Data excerpts START
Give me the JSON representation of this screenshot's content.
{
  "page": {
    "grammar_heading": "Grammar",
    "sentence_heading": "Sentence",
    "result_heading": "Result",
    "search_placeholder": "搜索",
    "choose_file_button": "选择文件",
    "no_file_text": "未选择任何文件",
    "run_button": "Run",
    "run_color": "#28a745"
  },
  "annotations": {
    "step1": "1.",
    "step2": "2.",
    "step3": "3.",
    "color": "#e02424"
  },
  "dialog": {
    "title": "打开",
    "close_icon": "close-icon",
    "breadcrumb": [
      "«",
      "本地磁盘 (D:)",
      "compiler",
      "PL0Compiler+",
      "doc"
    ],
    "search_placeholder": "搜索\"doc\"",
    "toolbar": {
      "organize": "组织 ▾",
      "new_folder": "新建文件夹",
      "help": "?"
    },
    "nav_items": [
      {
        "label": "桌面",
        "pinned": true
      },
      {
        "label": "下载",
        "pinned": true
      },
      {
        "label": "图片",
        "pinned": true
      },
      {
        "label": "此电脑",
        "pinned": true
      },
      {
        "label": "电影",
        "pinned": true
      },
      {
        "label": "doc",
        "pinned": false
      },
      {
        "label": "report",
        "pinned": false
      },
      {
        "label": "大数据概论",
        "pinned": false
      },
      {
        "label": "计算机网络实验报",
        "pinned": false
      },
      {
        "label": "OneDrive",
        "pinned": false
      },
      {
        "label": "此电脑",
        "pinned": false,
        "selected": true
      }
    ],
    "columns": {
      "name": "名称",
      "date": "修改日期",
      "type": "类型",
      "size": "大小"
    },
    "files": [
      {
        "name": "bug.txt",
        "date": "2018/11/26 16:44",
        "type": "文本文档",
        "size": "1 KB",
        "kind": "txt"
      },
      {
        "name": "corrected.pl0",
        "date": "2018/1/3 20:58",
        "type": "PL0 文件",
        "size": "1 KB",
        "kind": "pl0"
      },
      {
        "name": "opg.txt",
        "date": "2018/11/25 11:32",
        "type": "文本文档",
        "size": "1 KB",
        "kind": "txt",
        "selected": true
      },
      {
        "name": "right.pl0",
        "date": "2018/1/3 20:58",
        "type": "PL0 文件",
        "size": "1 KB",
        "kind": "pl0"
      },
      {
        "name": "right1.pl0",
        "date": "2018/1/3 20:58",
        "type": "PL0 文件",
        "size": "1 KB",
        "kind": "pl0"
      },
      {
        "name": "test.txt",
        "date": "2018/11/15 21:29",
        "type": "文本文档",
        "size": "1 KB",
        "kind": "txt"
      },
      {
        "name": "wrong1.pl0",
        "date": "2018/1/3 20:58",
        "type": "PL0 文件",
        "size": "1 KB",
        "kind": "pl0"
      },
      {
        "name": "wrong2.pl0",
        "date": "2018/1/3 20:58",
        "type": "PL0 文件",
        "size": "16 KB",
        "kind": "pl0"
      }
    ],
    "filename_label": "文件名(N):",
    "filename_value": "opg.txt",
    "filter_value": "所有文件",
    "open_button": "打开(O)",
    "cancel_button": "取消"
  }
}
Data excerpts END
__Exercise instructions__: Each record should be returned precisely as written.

__Your solution__:
Give me the JSON representation of this screenshot's content.
{
  "page": {
    "grammar_heading": "Grammar",
    "sentence_heading": "Sentence",
    "result_heading": "Result",
    "search_placeholder": "搜索",
    "choose_file_button": "选择文件",
    "no_file_text": "未选择任何文件",
    "run_button": "Run",
    "run_color": "#28a745"
  },
  "annotations": {
    "step1": "1.",
    "step2": "2.",
    "step3": "3.",
    "color": "#e02424"
  },
  "dialog": {
    "title": "打开",
    "close_icon": "close-icon",
    "breadcrumb": [
      "«",
      "本地磁盘 (D:)",
      "compiler",
      "PL0Compiler+",
      "doc"
    ],
    "search_placeholder": "搜索\"doc\"",
    "toolbar": {
      "organize": "组织 ▾",
      "new_folder": "新建文件夹",
      "help": "?"
    },
    "nav_items": [
      {
        "label": "桌面",
        "pinned": true
      },
      {
        "label": "下载",
        "pinned": true
      },
      {
        "label": "图片",
        "pinned": true
      },
      {
        "label": "此电脑",
        "pinned": true
      },
      {
        "label": "电影",
        "pinned": true
      },
      {
        "label": "doc",
        "pinned": false
      },
      {
        "label": "report",
        "pinned": false
      },
      {
        "label": "大数据概论",
        "pinned": false
      },
      {
        "label": "计算机网络实验报",
        "pinned": false
      },
      {
        "label": "OneDrive",
        "pinned": false
      },
      {
        "label": "此电脑",
        "pinned": false,
        "selected": true
      }
    ],
    "columns": {
      "name": "名称",
      "date": "修改日期",
      "type": "类型",
      "size": "大小"
    },
    "files": [
      {
        "name": "bug.txt",
        "date": "2018/11/26 16:44",
        "type": "文本文档",
        "size": "1 KB",
        "kind": "txt"
      },
      {
        "name": "corrected.pl0",
        "date": "2018/1/3 20:58",
        "type": "PL0 文件",
        "size": "1 KB",
        "kind": "pl0"
      },
      {
        "name": "opg.txt",
        "date": "2018/11/25 11:32",
        "type": "文本文档",
        "size": "1 KB",
        "kind": "txt",
        "selected": true
      },
      {
        "name": "right.pl0",
        "date": "2018/1/3 20:58",
        "type": "PL0 文件",
        "size": "1 KB",
        "kind": "pl0"
      },
      {
        "name": "right1.pl0",
        "date": "2018/1/3 20:58",
        "type": "PL0 文件",
        "size": "1 KB",
        "kind": "pl0"
      },
      {
        "name": "test.txt",
        "date": "2018/11/15 21:29",
        "type": "文本文档",
        "size": "1 KB",
        "kind": "txt"
      },
      {
        "name": "wrong1.pl0",
        "date": "2018/1/3 20:58",
        "type": "PL0 文件",
        "size": "1 KB",
        "kind": "pl0"
      },
      {
        "name": "wrong2.pl0",
        "date": "2018/1/3 20:58",
        "type": "PL0 文件",
        "size": "16 KB",
        "kind": "pl0"
      }
    ],
    "filename_label": "文件名(N):",
    "filename_value": "opg.txt",
    "filter_value": "所有文件",
    "open_button": "打开(O)",
    "cancel_button": "取消"
  }
}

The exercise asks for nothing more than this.